MATERIAL FOR THE TASK:
________________________________________

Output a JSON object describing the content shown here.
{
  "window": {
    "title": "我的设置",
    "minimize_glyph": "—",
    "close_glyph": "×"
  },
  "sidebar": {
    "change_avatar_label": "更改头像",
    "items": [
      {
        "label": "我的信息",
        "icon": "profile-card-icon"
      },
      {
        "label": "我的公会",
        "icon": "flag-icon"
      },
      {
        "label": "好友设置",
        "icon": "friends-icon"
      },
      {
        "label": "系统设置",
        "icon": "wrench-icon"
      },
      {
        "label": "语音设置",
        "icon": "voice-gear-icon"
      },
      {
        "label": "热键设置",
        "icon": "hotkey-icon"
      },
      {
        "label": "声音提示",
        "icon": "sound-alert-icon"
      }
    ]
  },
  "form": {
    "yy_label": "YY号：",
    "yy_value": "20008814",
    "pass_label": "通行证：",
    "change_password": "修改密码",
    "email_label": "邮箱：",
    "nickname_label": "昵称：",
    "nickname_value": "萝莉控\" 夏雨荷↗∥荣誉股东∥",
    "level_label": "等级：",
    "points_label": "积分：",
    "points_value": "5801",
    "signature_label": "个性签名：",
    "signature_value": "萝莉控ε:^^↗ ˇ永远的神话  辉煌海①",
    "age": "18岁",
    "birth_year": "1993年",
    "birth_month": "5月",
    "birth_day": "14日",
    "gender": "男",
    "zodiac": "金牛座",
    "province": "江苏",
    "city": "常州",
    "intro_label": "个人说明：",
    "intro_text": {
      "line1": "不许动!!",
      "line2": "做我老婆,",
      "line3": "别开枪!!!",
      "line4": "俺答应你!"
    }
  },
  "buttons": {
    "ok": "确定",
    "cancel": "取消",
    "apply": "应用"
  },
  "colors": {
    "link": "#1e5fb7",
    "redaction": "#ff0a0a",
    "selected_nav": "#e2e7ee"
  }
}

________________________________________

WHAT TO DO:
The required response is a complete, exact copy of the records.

SOLUTION:
Output a JSON object describing the content shown here.
{
  "window": {
    "title": "我的设置",
    "minimize_glyph": "—",
    "close_glyph": "×"
  },
  "sidebar": {
    "change_avatar_label": "更改头像",
    "items": [
      {
        "label": "我的信息",
        "icon": "profile-card-icon"
      },
      {
        "label": "我的公会",
        "icon": "flag-icon"
      },
      {
        "label": "好友设置",
        "icon": "friends-icon"
      },
      {
        "label": "系统设置",
        "icon": "wrench-icon"
      },
      {
        "label": "语音设置",
        "icon": "voice-gear-icon"
      },
      {
        "label": "热键设置",
        "icon": "hotkey-icon"
      },
      {
        "label": "声音提示",
        "icon": "sound-alert-icon"
      }
    ]
  },
  "form": {
    "yy_label": "YY号：",
    "yy_value": "20008814",
    "pass_label": "通行证：",
    "change_password": "修改密码",
    "email_label": "邮箱：",
    "nickname_label": "昵称：",
    "nickname_value": "萝莉控\" 夏雨荷↗∥荣誉股东∥",
    "level_label": "等级：",
    "points_label": "积分：",
    "points_value": "5801",
    "signature_label": "个性签名：",
    "signature_value": "萝莉控ε:^^↗ ˇ永远的神话  辉煌海①",
    "age": "18岁",
    "birth_year": "1993年",
    "birth_month": "5月",
    "birth_day": "14日",
    "gender": "男",
    "zodiac": "金牛座",
    "province": "江苏",
    "city": "常州",
    "intro_label": "个人说明：",
    "intro_text": {
      "line1": "不许动!!",
      "line2": "做我老婆,",
      "line3": "别开枪!!!",
      "line4": "俺答应你!"
    }
  },
  "buttons": {
    "ok": "确定",
    "cancel": "取消",
    "apply": "应用"
  },
  "colors": {
    "link": "#1e5fb7",
    "redaction": "#ff0a0a",
    "selected_nav": "#e2e7ee"
  }
}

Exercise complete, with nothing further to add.